━━ DATA PROVIDED

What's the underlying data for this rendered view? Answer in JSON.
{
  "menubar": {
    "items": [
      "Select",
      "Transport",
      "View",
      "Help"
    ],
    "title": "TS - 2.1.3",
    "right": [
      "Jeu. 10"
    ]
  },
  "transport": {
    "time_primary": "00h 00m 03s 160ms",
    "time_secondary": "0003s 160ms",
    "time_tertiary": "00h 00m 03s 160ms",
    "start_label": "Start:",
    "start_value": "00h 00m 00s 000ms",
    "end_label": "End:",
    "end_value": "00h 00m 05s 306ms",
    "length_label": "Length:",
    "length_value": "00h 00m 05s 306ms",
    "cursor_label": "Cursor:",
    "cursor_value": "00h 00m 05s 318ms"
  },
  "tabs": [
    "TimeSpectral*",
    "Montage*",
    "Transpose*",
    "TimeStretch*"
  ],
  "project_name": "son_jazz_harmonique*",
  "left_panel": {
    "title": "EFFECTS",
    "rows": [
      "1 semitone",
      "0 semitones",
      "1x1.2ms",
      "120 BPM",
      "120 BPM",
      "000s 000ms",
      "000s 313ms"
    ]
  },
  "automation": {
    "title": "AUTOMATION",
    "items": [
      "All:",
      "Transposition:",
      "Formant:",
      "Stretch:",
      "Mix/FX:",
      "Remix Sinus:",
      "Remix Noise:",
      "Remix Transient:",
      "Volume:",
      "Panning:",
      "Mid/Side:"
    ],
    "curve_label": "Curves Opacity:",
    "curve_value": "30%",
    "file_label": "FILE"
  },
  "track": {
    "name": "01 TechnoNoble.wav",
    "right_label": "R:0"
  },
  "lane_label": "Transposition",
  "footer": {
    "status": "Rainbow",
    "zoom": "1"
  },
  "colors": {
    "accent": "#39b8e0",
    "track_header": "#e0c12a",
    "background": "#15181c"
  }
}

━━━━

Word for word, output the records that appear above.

What's the underlying data for this rendered view? Answer in JSON.
{
  "menubar": {
    "items": [
      "Select",
      "Transport",
      "View",
      "Help"
    ],
    "title": "TS - 2.1.3",
    "right": [
      "Jeu. 10"
    ]
  },
  "transport": {
    "time_primary": "00h 00m 03s 160ms",
    "time_secondary": "0003s 160ms",
    "time_tertiary": "00h 00m 03s 160ms",
    "start_label": "Start:",
    "start_value": "00h 00m 00s 000ms",
    "end_label": "End:",
    "end_value": "00h 00m 05s 306ms",
    "length_label": "Length:",
    "length_value": "00h 00m 05s 306ms",
    "cursor_label": "Cursor:",
    "cursor_value": "00h 00m 05s 318ms"
  },
  "tabs": [
    "TimeSpectral*",
    "Montage*",
    "Transpose*",
    "TimeStretch*"
  ],
  "project_name": "son_jazz_harmonique*",
  "left_panel": {
    "title": "EFFECTS",
    "rows": [
      "1 semitone",
      "0 semitones",
      "1x1.2ms",
      "120 BPM",
      "120 BPM",
      "000s 000ms",
      "000s 313ms"
    ]
  },
  "automation": {
    "title": "AUTOMATION",
    "items": [
      "All:",
      "Transposition:",
      "Formant:",
      "Stretch:",
      "Mix/FX:",
      "Remix Sinus:",
      "Remix Noise:",
      "Remix Transient:",
      "Volume:",
      "Panning:",
      "Mid/Side:"
    ],
    "curve_label": "Curves Opacity:",
    "curve_value": "30%",
    "file_label": "FILE"
  },
  "track": {
    "name": "01 TechnoNoble.wav",
    "right_label": "R:0"
  },
  "lane_label": "Transposition",
  "footer": {
    "status": "Rainbow",
    "zoom": "1"
  },
  "colors": {
    "accent": "#39b8e0",
    "track_header": "#e0c12a",
    "background": "#15181c"
  }
}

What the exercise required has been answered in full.